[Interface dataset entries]
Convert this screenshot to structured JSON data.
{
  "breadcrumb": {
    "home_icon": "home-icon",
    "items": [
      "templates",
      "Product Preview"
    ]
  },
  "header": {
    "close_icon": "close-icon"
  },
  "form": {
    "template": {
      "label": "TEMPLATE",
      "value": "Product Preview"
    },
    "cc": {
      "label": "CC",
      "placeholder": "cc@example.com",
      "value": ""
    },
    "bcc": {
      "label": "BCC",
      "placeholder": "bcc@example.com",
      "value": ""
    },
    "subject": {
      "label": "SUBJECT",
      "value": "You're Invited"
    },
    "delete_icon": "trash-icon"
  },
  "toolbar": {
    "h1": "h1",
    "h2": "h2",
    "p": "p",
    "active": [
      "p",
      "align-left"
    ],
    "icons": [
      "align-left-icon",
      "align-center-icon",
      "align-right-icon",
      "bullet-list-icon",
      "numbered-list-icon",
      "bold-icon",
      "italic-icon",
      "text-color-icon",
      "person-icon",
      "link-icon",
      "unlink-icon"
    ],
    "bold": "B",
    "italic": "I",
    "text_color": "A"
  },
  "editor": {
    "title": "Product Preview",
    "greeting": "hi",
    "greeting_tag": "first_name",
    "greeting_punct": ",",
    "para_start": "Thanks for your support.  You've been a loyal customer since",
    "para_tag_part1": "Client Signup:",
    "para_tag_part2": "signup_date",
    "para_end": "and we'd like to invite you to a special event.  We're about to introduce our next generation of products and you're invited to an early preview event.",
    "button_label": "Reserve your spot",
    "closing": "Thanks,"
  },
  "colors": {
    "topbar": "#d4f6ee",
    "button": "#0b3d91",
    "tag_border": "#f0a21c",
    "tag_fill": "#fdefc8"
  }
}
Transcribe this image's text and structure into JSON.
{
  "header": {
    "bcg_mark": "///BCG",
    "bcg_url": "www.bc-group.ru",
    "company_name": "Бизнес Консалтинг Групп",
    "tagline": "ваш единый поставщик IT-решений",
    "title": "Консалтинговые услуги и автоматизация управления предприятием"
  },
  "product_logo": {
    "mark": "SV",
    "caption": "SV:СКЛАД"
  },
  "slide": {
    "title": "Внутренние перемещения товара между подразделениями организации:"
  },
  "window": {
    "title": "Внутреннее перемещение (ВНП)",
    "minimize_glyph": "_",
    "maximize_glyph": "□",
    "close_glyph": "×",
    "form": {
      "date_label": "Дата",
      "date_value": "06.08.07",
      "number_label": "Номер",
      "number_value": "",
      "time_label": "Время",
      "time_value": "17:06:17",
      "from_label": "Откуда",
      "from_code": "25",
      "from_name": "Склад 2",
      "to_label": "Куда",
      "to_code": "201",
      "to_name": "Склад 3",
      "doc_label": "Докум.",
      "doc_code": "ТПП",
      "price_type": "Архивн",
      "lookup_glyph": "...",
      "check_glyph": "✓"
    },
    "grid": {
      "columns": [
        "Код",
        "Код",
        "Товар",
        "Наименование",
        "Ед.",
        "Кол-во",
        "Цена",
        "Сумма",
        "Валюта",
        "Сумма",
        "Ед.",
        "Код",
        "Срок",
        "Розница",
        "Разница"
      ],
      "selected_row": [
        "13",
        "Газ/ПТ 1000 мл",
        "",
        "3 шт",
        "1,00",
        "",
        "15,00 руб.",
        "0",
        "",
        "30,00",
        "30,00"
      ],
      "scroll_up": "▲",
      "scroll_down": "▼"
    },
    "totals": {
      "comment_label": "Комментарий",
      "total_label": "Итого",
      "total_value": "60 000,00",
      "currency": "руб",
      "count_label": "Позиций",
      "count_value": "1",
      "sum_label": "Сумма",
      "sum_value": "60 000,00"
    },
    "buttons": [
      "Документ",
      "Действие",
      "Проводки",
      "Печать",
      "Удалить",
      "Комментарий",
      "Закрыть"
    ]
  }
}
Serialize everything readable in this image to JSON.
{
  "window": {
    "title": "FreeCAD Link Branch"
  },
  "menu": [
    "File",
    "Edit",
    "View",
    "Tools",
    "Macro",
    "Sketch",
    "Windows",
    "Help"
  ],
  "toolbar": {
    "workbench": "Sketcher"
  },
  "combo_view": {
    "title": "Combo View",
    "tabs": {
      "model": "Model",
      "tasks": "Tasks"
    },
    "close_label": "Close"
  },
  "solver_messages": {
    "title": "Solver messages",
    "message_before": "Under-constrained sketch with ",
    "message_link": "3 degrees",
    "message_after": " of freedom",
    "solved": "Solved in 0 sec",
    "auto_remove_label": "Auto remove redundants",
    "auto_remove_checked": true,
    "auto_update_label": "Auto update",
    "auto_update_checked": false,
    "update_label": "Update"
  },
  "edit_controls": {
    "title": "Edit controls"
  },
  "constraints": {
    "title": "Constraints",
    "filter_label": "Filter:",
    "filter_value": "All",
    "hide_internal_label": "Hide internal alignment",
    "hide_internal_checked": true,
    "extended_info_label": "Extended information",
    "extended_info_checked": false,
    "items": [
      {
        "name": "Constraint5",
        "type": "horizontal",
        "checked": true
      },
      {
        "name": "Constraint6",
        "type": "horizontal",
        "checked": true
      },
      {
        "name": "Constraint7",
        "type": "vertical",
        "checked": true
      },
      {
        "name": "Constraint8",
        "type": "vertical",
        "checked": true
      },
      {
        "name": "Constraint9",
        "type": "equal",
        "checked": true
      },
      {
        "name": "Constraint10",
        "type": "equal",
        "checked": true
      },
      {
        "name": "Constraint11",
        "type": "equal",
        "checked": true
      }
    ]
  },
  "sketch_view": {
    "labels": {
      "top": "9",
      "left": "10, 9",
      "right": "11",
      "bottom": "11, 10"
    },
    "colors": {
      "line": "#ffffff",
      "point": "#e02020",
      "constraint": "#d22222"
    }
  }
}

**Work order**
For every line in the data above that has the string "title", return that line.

**Solution for this problem**
    "title": "Product Preview",
    "title": "Консалтинговые услуги и автоматизация управления предприятием"
    "title": "Внутренние перемещения товара между подразделениями организации:"
    "title": "Внутреннее перемещение (ВНП)",
    "title": "FreeCAD Link Branch"
    "title": "Combo View",
    "title": "Solver messages",
    "title": "Edit controls"
    "title": "Constraints",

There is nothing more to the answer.